_Exercise goal_
The full listing, excluding its pictures, should be printed exactly as it stands.

-- Opening Marker --

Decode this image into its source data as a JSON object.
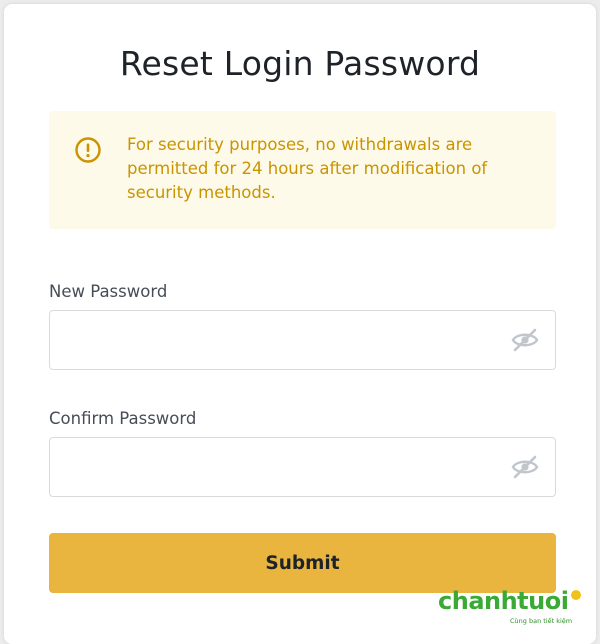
{
  "page": {
    "title": "Reset Login Password"
  },
  "notice": {
    "icon": "alert-circle-icon",
    "text": "For security purposes, no withdrawals are permitted for 24 hours after modification of security methods.",
    "color": "#c99400",
    "background": "#fefaea"
  },
  "new_password": {
    "label": "New Password",
    "value": "",
    "icon": "eye-off-icon"
  },
  "confirm_password": {
    "label": "Confirm Password",
    "value": "",
    "icon": "eye-off-icon"
  },
  "submit": {
    "label": "Submit",
    "color": "#e9b53f"
  },
  "watermark": {
    "brand": "chanhtuoi",
    "tagline": "Cùng bạn tiết kiệm"
  }
}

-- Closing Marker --

_Response box_
Decode this image into its source data as a JSON object.
{
  "page": {
    "title": "Reset Login Password"
  },
  "notice": {
    "icon": "alert-circle-icon",
    "text": "For security purposes, no withdrawals are permitted for 24 hours after modification of security methods.",
    "color": "#c99400",
    "background": "#fefaea"
  },
  "new_password": {
    "label": "New Password",
    "value": "",
    "icon": "eye-off-icon"
  },
  "confirm_password": {
    "label": "Confirm Password",
    "value": "",
    "icon": "eye-off-icon"
  },
  "submit": {
    "label": "Submit",
    "color": "#e9b53f"
  },
  "watermark": {
    "brand": "chanhtuoi",
    "tagline": "Cùng bạn tiết kiệm"
  }
}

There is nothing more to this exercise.